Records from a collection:
++++++++++

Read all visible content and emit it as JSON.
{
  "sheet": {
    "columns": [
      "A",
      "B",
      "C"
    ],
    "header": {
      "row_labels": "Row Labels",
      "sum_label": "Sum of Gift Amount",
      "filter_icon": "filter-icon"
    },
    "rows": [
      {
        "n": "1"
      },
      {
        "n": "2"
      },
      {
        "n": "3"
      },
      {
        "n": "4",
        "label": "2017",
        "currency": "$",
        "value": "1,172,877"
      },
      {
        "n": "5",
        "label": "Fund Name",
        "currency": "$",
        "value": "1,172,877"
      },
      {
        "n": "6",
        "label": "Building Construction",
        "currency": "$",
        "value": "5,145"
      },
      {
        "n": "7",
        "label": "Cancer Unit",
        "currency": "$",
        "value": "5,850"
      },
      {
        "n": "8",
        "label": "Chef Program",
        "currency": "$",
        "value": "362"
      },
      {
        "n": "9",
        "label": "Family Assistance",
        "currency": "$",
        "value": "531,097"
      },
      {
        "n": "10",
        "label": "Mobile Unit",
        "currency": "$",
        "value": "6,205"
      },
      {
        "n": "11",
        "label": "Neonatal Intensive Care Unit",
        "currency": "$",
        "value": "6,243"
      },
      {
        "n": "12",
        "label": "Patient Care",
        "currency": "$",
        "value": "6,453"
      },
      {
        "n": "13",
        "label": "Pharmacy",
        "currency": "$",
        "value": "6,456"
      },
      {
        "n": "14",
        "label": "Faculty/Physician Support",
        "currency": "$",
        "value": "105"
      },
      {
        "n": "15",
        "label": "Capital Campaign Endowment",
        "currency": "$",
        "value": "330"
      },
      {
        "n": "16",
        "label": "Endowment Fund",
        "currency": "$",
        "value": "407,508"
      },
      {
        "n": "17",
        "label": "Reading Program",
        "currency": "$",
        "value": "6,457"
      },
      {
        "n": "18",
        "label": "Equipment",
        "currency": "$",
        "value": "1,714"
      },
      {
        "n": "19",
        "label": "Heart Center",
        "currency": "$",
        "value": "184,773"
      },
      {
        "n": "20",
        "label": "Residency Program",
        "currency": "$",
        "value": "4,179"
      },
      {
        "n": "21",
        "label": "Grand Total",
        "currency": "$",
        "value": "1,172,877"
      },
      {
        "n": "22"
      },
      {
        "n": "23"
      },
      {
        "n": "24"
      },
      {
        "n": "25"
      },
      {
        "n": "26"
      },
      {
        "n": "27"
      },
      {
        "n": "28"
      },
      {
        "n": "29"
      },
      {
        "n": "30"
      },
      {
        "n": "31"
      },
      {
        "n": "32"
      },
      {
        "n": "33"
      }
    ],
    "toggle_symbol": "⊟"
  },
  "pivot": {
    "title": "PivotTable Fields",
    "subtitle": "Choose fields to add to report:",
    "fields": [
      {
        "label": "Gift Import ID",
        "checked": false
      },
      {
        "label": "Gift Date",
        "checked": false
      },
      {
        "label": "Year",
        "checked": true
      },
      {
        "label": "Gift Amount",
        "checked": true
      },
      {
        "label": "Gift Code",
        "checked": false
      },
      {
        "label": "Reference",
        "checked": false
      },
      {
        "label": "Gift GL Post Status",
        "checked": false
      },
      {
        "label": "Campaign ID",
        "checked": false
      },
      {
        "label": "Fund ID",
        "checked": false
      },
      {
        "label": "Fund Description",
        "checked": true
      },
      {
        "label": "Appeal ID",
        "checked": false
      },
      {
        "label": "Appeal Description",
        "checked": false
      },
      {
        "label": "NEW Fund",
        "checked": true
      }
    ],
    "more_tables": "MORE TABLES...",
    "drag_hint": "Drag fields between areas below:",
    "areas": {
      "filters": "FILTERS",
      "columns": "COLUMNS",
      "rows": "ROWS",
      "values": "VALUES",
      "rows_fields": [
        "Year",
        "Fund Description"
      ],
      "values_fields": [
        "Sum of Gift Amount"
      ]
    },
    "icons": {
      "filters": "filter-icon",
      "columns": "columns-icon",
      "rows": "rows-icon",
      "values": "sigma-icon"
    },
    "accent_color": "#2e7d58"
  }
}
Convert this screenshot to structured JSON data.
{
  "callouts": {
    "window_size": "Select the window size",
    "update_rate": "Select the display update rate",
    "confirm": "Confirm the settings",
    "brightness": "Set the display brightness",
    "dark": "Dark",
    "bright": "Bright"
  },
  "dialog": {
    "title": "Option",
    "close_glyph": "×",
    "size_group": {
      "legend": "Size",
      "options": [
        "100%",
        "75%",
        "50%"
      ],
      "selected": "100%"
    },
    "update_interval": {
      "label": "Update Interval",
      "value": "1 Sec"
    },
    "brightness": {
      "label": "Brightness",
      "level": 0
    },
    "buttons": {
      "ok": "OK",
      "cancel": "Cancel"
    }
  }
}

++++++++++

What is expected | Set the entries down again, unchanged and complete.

The completed task |
Read all visible content and emit it as JSON.
{
  "sheet": {
    "columns": [
      "A",
      "B",
      "C"
    ],
    "header": {
      "row_labels": "Row Labels",
      "sum_label": "Sum of Gift Amount",
      "filter_icon": "filter-icon"
    },
    "rows": [
      {
        "n": "1"
      },
      {
        "n": "2"
      },
      {
        "n": "3"
      },
      {
        "n": "4",
        "label": "2017",
        "currency": "$",
        "value": "1,172,877"
      },
      {
        "n": "5",
        "label": "Fund Name",
        "currency": "$",
        "value": "1,172,877"
      },
      {
        "n": "6",
        "label": "Building Construction",
        "currency": "$",
        "value": "5,145"
      },
      {
        "n": "7",
        "label": "Cancer Unit",
        "currency": "$",
        "value": "5,850"
      },
      {
        "n": "8",
        "label": "Chef Program",
        "currency": "$",
        "value": "362"
      },
      {
        "n": "9",
        "label": "Family Assistance",
        "currency": "$",
        "value": "531,097"
      },
      {
        "n": "10",
        "label": "Mobile Unit",
        "currency": "$",
        "value": "6,205"
      },
      {
        "n": "11",
        "label": "Neonatal Intensive Care Unit",
        "currency": "$",
        "value": "6,243"
      },
      {
        "n": "12",
        "label": "Patient Care",
        "currency": "$",
        "value": "6,453"
      },
      {
        "n": "13",
        "label": "Pharmacy",
        "currency": "$",
        "value": "6,456"
      },
      {
        "n": "14",
        "label": "Faculty/Physician Support",
        "currency": "$",
        "value": "105"
      },
      {
        "n": "15",
        "label": "Capital Campaign Endowment",
        "currency": "$",
        "value": "330"
      },
      {
        "n": "16",
        "label": "Endowment Fund",
        "currency": "$",
        "value": "407,508"
      },
      {
        "n": "17",
        "label": "Reading Program",
        "currency": "$",
        "value": "6,457"
      },
      {
        "n": "18",
        "label": "Equipment",
        "currency": "$",
        "value": "1,714"
      },
      {
        "n": "19",
        "label": "Heart Center",
        "currency": "$",
        "value": "184,773"
      },
      {
        "n": "20",
        "label": "Residency Program",
        "currency": "$",
        "value": "4,179"
      },
      {
        "n": "21",
        "label": "Grand Total",
        "currency": "$",
        "value": "1,172,877"
      },
      {
        "n": "22"
      },
      {
        "n": "23"
      },
      {
        "n": "24"
      },
      {
        "n": "25"
      },
      {
        "n": "26"
      },
      {
        "n": "27"
      },
      {
        "n": "28"
      },
      {
        "n": "29"
      },
      {
        "n": "30"
      },
      {
        "n": "31"
      },
      {
        "n": "32"
      },
      {
        "n": "33"
      }
    ],
    "toggle_symbol": "⊟"
  },
  "pivot": {
    "title": "PivotTable Fields",
    "subtitle": "Choose fields to add to report:",
    "fields": [
      {
        "label": "Gift Import ID",
        "checked": false
      },
      {
        "label": "Gift Date",
        "checked": false
      },
      {
        "label": "Year",
        "checked": true
      },
      {
        "label": "Gift Amount",
        "checked": true
      },
      {
        "label": "Gift Code",
        "checked": false
      },
      {
        "label": "Reference",
        "checked": false
      },
      {
        "label": "Gift GL Post Status",
        "checked": false
      },
      {
        "label": "Campaign ID",
        "checked": false
      },
      {
        "label": "Fund ID",
        "checked": false
      },
      {
        "label": "Fund Description",
        "checked": true
      },
      {
        "label": "Appeal ID",
        "checked": false
      },
      {
        "label": "Appeal Description",
        "checked": false
      },
      {
        "label": "NEW Fund",
        "checked": true
      }
    ],
    "more_tables": "MORE TABLES...",
    "drag_hint": "Drag fields between areas below:",
    "areas": {
      "filters": "FILTERS",
      "columns": "COLUMNS",
      "rows": "ROWS",
      "values": "VALUES",
      "rows_fields": [
        "Year",
        "Fund Description"
      ],
      "values_fields": [
        "Sum of Gift Amount"
      ]
    },
    "icons": {
      "filters": "filter-icon",
      "columns": "columns-icon",
      "rows": "rows-icon",
      "values": "sigma-icon"
    },
    "accent_color": "#2e7d58"
  }
}
Convert this screenshot to structured JSON data.
{
  "callouts": {
    "window_size": "Select the window size",
    "update_rate": "Select the display update rate",
    "confirm": "Confirm the settings",
    "brightness": "Set the display brightness",
    "dark": "Dark",
    "bright": "Bright"
  },
  "dialog": {
    "title": "Option",
    "close_glyph": "×",
    "size_group": {
      "legend": "Size",
      "options": [
        "100%",
        "75%",
        "50%"
      ],
      "selected": "100%"
    },
    "update_interval": {
      "label": "Update Interval",
      "value": "1 Sec"
    },
    "brightness": {
      "label": "Brightness",
      "level": 0
    },
    "buttons": {
      "ok": "OK",
      "cancel": "Cancel"
    }
  }
}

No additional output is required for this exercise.